The Birth of ‘Rhapsody in Blue’Breaking News
tags: jazz, music history
George Gershwin’s “Rhapsody in Blue” turns 90 years old this week, and is barely showing its age. It remains as appealing and as fresh as it did at its 1924 premier, when it helped earn jazz a new degree of respect from America’s music critics.
Jazz was still quite young that year. It had only just emerged in the previous decade as African American composers began blending blues, folk music, popular ballads, and ragtime into a new musical form. For several years, jazz incubated in the juke joints, saloons, and nightclubs of New Orleans, building a following among the working classes and black community. Finally, in 1917, the Victor Talking Machine Company issued a recording of “Livery Stable Blues.” It was, many will argue, the first recording of jazz. It was also one of the first records to sell one million copies.
Despite the popularity of this, and the hundreds of jazz records that followed, jazz drew nothing but scorn from the voices of America’s cultural establishment: music critics, composers, conductors, and self-appointed moral guardians. But jazz became increasingly hard to ignore as young Americans were captivated by its bright, energetic sound. An entire generation, it seemed, was learning to play the saxophone, and the omniscient strains of the “Charleston” and “Black Bottom” were heard from urban night clubs to college campuses as the country entered its “Jazz Age.”...
comments powered by Disqus
- Black Lives Matter Movement Prods Bethlehem and Other Districts to Review How History is Taught
- During the Civil War, the Enslaved Were Given an Especially Odious Job. The Pay Went to Their Owners.
- Riots Long Ago, Luxury Living Today
- Native Americans and Polynesians Met Around 1200 A.D.
- Campaign Urges NASA to Rename the John C. Stennis Space Center
- Historical Association Schools Teachers on White House History
- MIT Professor Tunney Lee, an Architect, Urban Planner, and Historian of Chinatown, Dies at 88
- Historian Adrian Miller on Denver’s Underrepresented Legacy of Black Culinary Excellence

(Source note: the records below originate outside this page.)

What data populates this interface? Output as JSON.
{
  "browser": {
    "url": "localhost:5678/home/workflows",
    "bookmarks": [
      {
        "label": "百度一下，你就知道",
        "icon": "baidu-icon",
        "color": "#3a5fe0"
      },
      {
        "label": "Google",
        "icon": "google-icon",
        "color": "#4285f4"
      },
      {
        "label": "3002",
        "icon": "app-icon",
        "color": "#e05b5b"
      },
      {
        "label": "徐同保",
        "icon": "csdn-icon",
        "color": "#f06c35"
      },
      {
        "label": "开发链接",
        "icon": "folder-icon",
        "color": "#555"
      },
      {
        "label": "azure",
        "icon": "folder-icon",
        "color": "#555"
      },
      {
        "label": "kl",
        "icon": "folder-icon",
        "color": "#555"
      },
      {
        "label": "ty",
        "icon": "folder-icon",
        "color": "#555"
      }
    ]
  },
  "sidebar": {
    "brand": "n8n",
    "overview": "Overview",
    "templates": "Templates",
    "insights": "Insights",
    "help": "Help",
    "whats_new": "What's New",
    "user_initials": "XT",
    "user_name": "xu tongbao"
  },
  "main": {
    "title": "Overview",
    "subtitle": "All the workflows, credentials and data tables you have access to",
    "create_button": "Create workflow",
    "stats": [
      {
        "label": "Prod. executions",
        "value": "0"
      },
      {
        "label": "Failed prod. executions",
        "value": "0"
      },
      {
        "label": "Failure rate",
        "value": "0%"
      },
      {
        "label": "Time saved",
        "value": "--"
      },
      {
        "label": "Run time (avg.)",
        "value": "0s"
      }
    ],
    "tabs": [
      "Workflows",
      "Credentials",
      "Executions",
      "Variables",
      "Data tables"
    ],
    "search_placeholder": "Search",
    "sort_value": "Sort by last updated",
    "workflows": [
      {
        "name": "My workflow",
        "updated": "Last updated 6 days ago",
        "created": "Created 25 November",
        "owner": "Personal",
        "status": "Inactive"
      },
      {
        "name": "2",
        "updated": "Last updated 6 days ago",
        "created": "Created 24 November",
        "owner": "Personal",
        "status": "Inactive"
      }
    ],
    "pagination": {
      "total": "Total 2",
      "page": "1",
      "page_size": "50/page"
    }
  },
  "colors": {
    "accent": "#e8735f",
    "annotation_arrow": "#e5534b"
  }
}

- ‘If I tell people about what happened, I honor my ancestors.’ How the Pandemic is Helping a Slavery Historian Develop a K-12 Lesson Plan on African-American History
- In Memoriam: Historian and Politician Ivo Banac